martes, 25 de septiembre de 2012

Mexico's former education minister dies

Politicians paid their respects on 25 September to Alonso Lujambio Irazábal, a senator of the conservative National Action Party and Mexico's former education minister who died of cancer that day, newspapers reported. Born in 1962, he studied sociology in Mexico, then politics at Yale University in the United States. He worked with the electoral authority from 1997 to 2003, advised the United Nations on designing parliamentary elections for Iraq after the overthrow of its dictator Saddam Hussein, and lectured at Mexico's Iberoamericana and Autonomous National (UNAM) universities. He served as Public Education Secretary from April 2009 to March 2012 when he resigned for ill health; his illness also ended the presidential race he began in 2011 as a pre-candidate. On 29 August - after months of medical treatment - he went to the Senate to swear his oath as a member and received a standing ovation. President Felipe Calderón Hinojosa called him "a kind human being" and example of "good sense and honesty," Excelsior reported on 25 September.

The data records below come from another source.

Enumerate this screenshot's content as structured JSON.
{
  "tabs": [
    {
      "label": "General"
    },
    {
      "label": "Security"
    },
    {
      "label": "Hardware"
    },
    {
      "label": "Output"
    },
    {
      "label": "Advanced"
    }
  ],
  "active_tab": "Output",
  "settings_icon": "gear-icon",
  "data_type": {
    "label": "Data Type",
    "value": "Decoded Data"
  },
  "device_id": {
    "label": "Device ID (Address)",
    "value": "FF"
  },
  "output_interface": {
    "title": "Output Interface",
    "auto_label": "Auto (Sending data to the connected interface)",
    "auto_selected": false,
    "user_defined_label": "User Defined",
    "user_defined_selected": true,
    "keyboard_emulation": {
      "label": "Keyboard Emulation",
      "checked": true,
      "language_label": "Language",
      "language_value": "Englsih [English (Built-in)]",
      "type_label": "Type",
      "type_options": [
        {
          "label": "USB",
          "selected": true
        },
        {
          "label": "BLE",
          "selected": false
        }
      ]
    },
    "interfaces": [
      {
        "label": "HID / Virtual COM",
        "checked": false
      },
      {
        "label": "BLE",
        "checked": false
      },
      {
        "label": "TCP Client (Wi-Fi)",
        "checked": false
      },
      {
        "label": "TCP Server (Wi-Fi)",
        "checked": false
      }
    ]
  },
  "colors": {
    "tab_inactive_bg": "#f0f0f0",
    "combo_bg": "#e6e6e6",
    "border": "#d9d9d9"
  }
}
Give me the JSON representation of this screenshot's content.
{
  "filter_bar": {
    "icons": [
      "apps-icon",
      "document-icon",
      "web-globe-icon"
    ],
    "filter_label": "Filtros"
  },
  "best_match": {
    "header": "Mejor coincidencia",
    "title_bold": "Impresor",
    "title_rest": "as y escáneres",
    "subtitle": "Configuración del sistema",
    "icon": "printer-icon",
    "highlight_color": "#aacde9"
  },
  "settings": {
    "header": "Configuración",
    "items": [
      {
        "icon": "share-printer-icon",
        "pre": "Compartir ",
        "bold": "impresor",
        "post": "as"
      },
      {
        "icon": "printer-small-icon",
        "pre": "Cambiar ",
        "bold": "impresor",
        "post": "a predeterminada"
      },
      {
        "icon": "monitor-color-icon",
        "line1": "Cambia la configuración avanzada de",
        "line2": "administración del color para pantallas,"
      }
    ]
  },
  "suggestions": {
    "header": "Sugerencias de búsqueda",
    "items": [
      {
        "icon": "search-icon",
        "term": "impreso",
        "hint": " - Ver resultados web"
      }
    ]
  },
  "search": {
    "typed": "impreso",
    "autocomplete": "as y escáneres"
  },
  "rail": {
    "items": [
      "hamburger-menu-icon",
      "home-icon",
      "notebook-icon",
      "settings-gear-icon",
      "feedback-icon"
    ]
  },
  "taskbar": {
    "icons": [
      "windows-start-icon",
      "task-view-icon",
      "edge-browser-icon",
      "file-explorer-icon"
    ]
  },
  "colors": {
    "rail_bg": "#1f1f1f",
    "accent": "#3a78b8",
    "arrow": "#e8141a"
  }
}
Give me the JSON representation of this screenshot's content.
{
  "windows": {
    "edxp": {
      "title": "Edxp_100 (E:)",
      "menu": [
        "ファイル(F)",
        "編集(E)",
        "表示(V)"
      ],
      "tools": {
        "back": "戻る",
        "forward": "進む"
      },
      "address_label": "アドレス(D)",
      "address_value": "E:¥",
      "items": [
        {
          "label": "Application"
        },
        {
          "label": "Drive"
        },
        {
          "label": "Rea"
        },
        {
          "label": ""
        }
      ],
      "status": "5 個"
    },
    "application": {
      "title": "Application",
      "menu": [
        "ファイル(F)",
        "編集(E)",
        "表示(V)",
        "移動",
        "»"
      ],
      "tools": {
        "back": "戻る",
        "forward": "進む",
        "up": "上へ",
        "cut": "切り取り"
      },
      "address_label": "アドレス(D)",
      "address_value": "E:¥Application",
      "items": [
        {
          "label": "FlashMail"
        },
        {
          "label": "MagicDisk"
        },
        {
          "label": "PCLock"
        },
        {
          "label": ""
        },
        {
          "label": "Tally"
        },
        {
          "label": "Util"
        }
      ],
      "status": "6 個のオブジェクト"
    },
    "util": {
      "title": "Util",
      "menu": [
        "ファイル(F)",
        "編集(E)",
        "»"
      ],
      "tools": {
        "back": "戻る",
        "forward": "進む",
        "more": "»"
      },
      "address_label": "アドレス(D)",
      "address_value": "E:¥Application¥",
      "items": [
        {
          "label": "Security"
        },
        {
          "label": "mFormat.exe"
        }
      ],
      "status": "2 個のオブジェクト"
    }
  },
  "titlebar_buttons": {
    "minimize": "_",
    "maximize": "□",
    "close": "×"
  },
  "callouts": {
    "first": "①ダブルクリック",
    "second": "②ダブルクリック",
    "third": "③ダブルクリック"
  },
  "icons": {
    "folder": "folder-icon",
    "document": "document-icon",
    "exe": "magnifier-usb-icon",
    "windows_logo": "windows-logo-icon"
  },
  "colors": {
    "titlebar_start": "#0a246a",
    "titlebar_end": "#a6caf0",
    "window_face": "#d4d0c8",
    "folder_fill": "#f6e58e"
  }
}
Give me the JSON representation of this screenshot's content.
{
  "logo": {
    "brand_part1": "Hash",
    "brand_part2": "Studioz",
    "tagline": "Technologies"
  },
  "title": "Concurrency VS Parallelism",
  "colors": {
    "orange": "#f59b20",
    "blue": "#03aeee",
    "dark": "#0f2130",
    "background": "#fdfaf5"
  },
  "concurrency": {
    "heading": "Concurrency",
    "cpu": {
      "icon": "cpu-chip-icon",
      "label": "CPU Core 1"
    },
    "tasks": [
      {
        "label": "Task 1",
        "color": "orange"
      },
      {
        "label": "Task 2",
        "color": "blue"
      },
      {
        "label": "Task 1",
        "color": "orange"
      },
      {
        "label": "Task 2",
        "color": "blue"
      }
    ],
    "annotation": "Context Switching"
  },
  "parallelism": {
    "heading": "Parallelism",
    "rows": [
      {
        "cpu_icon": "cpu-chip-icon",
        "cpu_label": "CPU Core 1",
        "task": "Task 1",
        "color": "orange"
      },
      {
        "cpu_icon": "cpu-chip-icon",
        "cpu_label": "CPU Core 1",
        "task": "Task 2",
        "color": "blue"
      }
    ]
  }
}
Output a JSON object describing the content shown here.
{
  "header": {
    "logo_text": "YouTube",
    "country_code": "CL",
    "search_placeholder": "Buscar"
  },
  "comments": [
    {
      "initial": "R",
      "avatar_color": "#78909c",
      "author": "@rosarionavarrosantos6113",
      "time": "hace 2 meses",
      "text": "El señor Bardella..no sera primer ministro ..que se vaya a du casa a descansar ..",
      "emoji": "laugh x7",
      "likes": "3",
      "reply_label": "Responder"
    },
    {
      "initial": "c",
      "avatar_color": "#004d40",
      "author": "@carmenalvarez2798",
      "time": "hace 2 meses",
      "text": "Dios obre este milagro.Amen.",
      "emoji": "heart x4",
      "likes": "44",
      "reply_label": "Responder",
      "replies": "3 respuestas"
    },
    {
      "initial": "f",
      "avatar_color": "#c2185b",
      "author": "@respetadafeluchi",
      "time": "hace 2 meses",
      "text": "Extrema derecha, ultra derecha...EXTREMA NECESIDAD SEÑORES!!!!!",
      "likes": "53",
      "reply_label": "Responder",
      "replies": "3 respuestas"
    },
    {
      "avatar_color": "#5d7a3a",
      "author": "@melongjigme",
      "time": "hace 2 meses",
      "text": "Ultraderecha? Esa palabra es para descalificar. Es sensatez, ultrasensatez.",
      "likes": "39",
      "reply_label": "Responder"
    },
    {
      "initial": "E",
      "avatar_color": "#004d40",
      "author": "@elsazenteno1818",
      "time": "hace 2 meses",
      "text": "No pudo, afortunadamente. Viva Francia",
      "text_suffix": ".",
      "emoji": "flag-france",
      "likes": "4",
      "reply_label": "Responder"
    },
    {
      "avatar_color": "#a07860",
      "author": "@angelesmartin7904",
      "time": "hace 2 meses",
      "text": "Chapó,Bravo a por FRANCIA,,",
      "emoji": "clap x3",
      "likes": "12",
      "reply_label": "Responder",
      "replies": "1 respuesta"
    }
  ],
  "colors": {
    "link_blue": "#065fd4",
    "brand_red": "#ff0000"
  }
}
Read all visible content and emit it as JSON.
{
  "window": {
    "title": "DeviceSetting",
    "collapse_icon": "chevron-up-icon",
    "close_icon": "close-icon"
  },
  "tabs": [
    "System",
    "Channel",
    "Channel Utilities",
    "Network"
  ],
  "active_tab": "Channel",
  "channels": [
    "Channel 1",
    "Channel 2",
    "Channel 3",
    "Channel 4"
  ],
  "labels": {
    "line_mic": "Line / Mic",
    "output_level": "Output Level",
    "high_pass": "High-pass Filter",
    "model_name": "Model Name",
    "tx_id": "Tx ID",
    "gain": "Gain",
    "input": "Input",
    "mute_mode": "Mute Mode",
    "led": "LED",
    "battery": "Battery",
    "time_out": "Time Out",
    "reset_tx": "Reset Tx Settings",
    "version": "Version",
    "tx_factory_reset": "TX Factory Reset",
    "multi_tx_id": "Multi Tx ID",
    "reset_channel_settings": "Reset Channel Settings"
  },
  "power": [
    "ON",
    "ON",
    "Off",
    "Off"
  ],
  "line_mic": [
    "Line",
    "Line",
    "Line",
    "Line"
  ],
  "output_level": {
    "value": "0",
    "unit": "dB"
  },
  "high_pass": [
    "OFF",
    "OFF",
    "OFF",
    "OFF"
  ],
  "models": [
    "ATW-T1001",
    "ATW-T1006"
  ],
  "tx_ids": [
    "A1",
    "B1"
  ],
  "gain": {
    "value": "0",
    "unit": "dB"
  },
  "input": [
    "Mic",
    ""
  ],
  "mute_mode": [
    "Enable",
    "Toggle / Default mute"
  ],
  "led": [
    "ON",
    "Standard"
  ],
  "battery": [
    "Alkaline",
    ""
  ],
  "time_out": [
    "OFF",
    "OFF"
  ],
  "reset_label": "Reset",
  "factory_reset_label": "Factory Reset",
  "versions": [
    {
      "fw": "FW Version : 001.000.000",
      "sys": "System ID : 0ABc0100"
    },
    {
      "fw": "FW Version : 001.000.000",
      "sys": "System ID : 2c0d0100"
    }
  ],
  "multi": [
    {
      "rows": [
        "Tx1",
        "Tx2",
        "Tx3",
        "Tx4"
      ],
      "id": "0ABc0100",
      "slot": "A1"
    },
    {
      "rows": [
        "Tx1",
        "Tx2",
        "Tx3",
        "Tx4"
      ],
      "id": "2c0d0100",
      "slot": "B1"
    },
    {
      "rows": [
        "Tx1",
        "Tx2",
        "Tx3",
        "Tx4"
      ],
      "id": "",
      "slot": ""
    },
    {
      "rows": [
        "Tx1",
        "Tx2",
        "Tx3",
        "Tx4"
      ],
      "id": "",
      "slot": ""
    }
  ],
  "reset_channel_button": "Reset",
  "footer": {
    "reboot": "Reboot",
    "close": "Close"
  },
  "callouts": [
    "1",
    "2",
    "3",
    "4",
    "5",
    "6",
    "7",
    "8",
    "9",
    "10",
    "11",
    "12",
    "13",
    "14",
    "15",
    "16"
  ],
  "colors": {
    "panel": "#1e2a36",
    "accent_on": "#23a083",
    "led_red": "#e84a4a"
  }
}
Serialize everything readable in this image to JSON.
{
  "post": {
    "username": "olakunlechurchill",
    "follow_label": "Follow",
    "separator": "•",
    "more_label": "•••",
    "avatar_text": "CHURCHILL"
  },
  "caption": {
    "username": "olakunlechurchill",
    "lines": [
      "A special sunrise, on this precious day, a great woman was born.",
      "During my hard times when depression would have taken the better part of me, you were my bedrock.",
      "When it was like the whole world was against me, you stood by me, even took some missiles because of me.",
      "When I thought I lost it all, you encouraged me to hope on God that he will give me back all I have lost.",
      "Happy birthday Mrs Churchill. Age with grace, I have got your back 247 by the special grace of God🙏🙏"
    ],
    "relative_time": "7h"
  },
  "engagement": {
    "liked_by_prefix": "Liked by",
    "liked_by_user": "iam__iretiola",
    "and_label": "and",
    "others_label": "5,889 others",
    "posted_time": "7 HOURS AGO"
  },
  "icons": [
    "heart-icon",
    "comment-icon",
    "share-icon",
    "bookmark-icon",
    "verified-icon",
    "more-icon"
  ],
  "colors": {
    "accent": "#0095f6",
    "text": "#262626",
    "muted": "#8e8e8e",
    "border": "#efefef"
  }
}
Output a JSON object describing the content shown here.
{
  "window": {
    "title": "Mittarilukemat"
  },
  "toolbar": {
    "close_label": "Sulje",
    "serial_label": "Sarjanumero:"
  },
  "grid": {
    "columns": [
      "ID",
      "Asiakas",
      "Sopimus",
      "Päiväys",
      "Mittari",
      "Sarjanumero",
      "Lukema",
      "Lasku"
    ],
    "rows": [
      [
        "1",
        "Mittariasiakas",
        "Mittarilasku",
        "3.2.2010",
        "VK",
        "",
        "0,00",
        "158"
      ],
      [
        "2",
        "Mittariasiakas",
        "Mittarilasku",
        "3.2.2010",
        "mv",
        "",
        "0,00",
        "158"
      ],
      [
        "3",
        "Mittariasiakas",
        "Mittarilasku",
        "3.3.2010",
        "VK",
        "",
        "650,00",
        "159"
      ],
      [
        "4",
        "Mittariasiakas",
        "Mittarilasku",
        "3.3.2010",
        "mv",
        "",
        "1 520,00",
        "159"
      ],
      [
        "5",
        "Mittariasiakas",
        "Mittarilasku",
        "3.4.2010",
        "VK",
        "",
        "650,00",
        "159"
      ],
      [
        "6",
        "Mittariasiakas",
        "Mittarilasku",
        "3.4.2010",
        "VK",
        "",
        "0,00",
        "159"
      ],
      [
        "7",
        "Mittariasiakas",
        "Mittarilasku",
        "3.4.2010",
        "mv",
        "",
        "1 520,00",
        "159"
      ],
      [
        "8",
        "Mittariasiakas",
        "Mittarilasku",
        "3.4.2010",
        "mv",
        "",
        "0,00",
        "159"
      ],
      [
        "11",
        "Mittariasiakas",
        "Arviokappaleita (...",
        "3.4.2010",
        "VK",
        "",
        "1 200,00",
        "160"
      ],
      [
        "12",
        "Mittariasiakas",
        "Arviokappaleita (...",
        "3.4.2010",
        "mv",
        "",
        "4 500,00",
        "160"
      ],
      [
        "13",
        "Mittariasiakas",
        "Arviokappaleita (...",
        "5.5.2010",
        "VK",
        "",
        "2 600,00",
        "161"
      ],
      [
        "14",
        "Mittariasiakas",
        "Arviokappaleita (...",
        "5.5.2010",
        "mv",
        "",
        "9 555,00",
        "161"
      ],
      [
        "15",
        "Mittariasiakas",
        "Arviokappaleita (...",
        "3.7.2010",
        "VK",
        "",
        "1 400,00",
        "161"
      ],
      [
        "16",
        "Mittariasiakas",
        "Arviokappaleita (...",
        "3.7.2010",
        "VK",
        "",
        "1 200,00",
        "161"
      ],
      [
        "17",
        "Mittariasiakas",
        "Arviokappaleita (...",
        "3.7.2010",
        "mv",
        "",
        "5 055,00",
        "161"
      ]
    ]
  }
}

Police seek missing Mexican activist

The governor of Baja California ordered the state's judiciary on 25 September to take over search operations for a student activist thought to have disappeared in the state in northern Mexico on 19 or 20 September, El Universal reported. The state's chief prosecutor Rommel Moreno Manjarrez was personally tasked with leading the search for Aleph Jiménez Domínguez, described as a spokesman for Yo Soy 132, a student protest group formed in the general elections of July 2012 and critical of its results. The state judiciary summoned several people reportedly involved in a scuffle or altercation with members of Yo Soy 132, at an unspecified location on 15 September, to check possible links with the disappearance.